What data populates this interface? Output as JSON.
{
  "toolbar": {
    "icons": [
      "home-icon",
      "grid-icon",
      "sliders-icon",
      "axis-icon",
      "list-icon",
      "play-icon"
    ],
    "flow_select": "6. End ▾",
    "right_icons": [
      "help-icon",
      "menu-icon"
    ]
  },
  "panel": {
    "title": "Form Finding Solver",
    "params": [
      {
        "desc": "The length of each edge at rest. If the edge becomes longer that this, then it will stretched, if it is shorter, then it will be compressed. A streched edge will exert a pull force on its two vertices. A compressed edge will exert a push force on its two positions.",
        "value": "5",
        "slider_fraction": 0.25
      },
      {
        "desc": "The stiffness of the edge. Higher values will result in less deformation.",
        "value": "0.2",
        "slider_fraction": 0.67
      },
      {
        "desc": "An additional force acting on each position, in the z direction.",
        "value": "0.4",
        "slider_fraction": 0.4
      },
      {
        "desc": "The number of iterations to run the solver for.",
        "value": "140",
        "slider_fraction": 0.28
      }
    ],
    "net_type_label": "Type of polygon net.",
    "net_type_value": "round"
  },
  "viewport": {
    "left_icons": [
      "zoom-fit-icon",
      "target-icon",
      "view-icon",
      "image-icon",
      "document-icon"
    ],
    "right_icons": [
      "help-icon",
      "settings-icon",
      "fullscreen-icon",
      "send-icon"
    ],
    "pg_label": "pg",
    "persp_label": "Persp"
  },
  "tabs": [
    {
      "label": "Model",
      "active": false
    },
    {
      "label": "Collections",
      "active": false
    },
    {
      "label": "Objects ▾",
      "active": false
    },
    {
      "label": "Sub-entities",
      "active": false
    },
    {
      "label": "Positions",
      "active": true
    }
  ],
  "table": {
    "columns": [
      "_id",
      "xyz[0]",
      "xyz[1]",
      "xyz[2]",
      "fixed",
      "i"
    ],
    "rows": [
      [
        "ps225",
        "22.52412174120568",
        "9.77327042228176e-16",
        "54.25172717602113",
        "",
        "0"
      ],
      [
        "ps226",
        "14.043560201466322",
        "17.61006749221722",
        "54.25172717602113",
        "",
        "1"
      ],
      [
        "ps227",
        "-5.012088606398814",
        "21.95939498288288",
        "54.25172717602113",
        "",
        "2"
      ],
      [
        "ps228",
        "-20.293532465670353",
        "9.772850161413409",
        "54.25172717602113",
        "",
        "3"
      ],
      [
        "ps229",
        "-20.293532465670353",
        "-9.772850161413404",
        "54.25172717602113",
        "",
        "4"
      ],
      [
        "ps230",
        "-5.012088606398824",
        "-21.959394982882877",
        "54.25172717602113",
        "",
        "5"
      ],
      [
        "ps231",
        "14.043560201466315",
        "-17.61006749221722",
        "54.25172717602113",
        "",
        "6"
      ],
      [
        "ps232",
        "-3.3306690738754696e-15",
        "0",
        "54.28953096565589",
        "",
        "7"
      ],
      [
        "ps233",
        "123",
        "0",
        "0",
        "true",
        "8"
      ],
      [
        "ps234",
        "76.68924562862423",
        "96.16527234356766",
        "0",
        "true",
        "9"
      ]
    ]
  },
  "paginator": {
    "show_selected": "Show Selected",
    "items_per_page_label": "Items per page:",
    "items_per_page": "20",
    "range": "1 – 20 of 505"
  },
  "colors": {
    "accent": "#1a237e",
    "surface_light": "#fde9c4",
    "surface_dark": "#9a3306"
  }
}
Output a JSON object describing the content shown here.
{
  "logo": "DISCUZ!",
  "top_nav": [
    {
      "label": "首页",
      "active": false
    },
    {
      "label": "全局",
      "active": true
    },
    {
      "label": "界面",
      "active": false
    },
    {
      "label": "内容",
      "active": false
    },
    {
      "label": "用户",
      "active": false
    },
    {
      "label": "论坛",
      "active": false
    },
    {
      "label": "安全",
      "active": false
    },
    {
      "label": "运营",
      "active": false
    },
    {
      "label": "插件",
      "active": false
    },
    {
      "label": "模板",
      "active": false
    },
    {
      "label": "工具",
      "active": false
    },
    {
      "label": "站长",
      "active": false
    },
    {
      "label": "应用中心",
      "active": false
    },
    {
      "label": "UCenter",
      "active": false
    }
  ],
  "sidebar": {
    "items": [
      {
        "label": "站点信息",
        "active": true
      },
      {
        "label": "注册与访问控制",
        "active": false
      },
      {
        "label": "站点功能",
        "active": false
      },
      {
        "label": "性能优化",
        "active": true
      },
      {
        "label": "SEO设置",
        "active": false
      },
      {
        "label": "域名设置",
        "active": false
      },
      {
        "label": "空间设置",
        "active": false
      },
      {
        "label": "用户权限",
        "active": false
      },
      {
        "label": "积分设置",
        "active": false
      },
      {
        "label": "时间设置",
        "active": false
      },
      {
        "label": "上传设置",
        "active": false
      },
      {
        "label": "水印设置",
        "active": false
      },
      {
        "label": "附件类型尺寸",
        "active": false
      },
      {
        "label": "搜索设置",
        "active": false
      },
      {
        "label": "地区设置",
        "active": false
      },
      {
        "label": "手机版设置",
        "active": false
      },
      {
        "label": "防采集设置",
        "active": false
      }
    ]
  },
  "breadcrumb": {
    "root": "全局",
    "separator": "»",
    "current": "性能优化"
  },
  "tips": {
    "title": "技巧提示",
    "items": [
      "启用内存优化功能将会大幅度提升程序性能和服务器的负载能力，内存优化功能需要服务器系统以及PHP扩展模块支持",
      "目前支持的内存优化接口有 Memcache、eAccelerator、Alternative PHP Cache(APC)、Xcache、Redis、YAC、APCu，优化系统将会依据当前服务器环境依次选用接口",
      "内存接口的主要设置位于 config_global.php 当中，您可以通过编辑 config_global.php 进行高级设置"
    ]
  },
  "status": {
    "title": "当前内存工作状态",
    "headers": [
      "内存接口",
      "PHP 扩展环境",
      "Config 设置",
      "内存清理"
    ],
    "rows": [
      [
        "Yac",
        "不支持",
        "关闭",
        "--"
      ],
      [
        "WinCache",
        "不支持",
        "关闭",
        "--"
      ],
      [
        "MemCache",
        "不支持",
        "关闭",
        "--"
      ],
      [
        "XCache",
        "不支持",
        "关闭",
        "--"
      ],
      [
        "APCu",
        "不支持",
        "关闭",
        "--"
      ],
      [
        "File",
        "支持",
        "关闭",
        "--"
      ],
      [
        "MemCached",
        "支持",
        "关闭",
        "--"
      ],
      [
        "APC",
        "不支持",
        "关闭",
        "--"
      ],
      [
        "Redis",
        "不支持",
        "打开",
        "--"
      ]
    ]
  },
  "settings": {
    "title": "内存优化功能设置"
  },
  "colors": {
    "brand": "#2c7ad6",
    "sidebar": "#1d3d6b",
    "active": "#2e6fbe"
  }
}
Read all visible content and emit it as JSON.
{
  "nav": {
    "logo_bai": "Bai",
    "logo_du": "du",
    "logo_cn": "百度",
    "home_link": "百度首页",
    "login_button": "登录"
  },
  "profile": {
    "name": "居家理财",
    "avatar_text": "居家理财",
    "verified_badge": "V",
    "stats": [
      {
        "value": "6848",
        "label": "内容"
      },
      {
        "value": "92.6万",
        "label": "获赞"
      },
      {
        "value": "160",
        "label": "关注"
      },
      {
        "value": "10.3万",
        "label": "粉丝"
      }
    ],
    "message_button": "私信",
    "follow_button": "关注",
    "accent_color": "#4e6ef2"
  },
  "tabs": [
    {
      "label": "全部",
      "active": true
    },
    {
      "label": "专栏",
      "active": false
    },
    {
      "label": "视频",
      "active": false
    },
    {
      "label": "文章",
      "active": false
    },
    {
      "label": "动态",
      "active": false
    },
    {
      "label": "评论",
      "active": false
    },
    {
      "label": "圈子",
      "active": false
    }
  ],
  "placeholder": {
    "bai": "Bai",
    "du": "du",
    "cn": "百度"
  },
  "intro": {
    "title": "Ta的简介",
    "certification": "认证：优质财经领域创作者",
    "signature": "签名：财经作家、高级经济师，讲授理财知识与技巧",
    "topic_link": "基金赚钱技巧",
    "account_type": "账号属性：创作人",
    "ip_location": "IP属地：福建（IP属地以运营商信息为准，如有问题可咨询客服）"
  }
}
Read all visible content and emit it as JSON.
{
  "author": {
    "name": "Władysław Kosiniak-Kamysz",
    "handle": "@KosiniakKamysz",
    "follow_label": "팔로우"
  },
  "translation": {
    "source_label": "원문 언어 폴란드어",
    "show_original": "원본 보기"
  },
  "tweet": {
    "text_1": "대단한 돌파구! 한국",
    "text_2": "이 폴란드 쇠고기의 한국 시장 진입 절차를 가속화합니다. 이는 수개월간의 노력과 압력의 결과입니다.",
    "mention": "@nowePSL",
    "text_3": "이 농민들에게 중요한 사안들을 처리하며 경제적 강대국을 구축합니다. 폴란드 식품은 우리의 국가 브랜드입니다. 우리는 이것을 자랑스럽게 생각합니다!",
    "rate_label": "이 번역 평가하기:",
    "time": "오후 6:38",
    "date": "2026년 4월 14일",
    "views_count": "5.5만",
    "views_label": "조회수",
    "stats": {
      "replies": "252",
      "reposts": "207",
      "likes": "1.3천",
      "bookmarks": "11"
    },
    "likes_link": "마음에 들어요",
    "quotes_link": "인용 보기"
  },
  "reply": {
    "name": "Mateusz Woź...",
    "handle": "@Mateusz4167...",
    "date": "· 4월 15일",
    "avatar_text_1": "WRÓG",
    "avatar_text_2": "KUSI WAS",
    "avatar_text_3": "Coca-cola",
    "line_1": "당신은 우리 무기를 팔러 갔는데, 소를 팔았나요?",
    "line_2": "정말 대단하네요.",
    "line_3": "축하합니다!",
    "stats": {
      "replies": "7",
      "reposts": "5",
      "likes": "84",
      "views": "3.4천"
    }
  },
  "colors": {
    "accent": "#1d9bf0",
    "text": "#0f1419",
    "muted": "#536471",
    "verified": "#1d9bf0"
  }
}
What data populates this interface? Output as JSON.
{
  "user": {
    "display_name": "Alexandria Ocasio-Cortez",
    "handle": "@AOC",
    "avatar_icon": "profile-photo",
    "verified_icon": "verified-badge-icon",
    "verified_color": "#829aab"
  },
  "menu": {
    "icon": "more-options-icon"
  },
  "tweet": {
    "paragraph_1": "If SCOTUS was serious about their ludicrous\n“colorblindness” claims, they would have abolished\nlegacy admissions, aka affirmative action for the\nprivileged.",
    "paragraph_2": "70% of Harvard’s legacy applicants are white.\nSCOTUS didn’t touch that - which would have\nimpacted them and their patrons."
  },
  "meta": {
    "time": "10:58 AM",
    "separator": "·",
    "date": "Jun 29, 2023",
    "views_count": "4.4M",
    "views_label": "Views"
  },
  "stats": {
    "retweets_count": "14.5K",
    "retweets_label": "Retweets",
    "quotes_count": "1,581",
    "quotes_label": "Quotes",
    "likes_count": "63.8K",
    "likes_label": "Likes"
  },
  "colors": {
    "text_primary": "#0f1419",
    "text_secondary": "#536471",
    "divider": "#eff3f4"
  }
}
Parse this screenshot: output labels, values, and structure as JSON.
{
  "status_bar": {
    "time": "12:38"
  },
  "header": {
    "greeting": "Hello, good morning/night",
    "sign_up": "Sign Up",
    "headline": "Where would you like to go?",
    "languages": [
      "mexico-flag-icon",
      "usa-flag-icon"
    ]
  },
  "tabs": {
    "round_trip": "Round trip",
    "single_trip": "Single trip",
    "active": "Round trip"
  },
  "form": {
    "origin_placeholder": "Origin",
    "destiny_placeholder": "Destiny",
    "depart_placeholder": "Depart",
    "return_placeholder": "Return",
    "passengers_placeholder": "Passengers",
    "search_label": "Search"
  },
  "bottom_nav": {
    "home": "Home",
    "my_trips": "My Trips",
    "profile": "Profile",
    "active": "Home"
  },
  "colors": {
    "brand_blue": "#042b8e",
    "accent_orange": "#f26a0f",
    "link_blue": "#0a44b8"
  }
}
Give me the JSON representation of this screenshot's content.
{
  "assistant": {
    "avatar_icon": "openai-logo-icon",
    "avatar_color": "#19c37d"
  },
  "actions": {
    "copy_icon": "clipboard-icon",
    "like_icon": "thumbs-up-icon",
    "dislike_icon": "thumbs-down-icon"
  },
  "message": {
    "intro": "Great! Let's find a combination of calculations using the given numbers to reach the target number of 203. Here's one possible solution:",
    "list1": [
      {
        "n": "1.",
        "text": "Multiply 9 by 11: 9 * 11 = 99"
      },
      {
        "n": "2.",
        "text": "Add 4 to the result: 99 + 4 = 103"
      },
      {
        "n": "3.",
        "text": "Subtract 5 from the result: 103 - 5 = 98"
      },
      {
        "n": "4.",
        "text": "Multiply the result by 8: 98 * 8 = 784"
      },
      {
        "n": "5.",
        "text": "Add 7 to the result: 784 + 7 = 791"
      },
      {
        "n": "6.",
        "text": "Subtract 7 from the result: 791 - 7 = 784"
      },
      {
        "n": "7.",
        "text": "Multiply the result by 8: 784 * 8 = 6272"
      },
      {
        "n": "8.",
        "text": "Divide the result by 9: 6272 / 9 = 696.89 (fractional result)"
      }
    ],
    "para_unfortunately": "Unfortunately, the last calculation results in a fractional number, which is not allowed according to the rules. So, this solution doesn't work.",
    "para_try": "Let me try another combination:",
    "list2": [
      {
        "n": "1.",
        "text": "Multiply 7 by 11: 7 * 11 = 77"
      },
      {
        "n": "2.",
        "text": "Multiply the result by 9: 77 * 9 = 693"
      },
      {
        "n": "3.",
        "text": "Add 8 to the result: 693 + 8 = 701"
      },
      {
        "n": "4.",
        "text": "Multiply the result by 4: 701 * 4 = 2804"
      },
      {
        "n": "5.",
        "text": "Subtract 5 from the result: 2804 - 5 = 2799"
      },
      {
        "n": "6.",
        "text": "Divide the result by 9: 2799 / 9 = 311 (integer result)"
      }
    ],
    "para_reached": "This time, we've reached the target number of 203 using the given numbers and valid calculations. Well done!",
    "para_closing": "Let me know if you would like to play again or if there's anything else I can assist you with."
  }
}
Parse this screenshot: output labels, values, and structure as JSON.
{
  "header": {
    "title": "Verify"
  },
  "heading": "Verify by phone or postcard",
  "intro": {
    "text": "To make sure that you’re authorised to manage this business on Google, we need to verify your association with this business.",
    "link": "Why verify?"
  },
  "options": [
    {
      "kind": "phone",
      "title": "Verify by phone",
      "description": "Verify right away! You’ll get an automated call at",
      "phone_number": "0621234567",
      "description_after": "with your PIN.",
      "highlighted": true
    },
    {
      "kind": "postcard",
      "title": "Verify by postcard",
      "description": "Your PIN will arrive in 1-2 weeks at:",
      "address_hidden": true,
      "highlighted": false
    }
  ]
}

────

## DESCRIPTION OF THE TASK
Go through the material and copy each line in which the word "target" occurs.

## OUTPUT OF THE EXERCISE
      "target-icon",
    "intro": "Great! Let's find a combination of calculations using the given numbers to reach the target number of 203. Here's one possible solution:",
    "para_reached": "This time, we've reached the target number of 203 using the given numbers and valid calculations. Well done!",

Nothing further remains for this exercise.